Slate’s Steven Lundsburg reports on this study by University of Virginia sociologist Amalia Miller finding–surprise, surprise!–that women who put off childbearing earn more money over their lifetimes than those who don’t:
“So, if you have your first child at 24 instead of 25, you’re giving up 10 percent of your lifetime earnings. The wage hit comes in two pieces. There’s an immediate drop, followed by a slower rate of growth-right up to the day you retire. So, a 34-year-old woman with a 10-year-old child will (again on average) get smaller percentage raises on a smaller base salary than an otherwise identical woman with a 9-year-old. Each year of delayed childbirth compounds these benefits, at least for women in their 20s. Once you’re in your 30s, there’s far less reward for continued delay. Surprisingly, it appears that none of these effects are mitigated by the passage of family-leave laws.”
And, of course, if you put off having your first child indefinitely and have no children at all, you can devote every single one of your fertile years to raising your salary base. It’s called choosing between a full-time career and full-time motherhood. And the lesson is that women, contrary to the expectations that feminism has placed inside their heads, can’t have it all.
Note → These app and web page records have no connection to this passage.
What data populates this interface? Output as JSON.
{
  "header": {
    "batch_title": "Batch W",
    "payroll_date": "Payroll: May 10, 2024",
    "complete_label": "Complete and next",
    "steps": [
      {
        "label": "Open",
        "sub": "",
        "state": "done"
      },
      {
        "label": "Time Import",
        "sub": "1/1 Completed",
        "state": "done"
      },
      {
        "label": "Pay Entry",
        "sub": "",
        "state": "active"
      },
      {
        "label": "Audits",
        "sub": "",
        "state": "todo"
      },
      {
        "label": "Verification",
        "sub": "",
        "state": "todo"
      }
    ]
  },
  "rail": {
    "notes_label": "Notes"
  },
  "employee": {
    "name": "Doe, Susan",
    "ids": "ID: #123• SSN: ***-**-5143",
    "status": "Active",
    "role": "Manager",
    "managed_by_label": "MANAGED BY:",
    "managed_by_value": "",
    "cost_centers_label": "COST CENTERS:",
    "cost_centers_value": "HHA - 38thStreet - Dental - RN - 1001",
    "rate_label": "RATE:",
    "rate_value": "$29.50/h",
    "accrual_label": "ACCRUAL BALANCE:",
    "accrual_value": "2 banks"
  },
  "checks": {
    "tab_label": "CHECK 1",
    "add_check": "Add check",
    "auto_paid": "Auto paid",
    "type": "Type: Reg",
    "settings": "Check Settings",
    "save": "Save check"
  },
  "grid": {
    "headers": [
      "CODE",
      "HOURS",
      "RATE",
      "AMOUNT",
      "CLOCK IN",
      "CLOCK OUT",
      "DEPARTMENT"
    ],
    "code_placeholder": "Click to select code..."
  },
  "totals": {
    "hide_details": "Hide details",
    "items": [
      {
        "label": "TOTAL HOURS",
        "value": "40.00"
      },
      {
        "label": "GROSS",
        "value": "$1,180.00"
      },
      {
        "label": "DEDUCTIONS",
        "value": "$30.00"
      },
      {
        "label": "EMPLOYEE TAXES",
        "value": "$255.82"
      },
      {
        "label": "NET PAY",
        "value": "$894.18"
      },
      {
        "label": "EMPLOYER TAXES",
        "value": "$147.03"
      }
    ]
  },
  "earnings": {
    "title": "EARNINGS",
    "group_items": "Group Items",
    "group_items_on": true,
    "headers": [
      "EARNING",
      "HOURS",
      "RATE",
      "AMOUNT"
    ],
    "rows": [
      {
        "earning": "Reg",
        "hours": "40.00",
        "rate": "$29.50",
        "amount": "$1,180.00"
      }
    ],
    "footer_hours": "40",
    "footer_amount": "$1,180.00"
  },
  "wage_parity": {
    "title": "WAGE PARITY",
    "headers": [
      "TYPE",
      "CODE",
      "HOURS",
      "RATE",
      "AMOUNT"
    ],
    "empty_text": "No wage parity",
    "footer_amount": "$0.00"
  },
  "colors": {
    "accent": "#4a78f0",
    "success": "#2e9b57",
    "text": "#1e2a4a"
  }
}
Why this should come as a surprise to anyone is beyond me.
The good news is those consumer- and taxpayer-subsidized family-leave laws so dear to the heart of the feminist establishment don’t do a darned thing.